Alabama and Clemson were clearly, undeniably, a tier above the rest in 2018. Why would we want anything less?
“It’s the two best teams, and I think that’s the objective,” Clemson coach Dabo Swinney said on ESPN.
Nick Saban and Alabama hold a 2-1 advantage in the previous CFP matchups, including a 24-6 victory in the semifinals last year. The programs split the championship clashes in 2015 and 2016, and the Jan. 7 showdown will be the rubber match in that regard.
The 2018 title clash will feature a pair of lethally efficient offenses—Alabama is second nationally in yards per play, and Clemson is third—with defenses both ranked in the top five in points allowed per game.

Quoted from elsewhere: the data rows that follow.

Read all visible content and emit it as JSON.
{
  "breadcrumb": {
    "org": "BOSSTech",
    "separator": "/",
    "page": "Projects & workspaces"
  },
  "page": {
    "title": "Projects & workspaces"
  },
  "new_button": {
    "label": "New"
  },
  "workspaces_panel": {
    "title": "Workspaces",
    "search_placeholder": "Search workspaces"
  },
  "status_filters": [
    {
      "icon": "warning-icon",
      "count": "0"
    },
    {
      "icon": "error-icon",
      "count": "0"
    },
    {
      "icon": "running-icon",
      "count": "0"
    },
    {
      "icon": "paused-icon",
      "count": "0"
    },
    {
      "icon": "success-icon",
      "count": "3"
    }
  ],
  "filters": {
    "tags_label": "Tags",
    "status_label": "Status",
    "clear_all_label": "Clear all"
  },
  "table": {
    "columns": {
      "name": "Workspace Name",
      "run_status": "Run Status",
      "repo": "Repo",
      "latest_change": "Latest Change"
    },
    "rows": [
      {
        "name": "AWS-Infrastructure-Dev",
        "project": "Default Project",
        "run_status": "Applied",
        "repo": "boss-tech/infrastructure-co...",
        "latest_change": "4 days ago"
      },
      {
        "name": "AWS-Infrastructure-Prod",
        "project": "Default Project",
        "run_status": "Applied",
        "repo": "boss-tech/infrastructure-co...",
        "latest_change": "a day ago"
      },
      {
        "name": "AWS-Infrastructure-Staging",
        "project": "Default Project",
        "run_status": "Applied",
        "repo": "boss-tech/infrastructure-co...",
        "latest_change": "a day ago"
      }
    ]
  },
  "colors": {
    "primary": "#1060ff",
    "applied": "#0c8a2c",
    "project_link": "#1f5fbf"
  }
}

There is no overwhelming weakness on either side.
You might call it boring, and that’s OK. We think it’s perfect.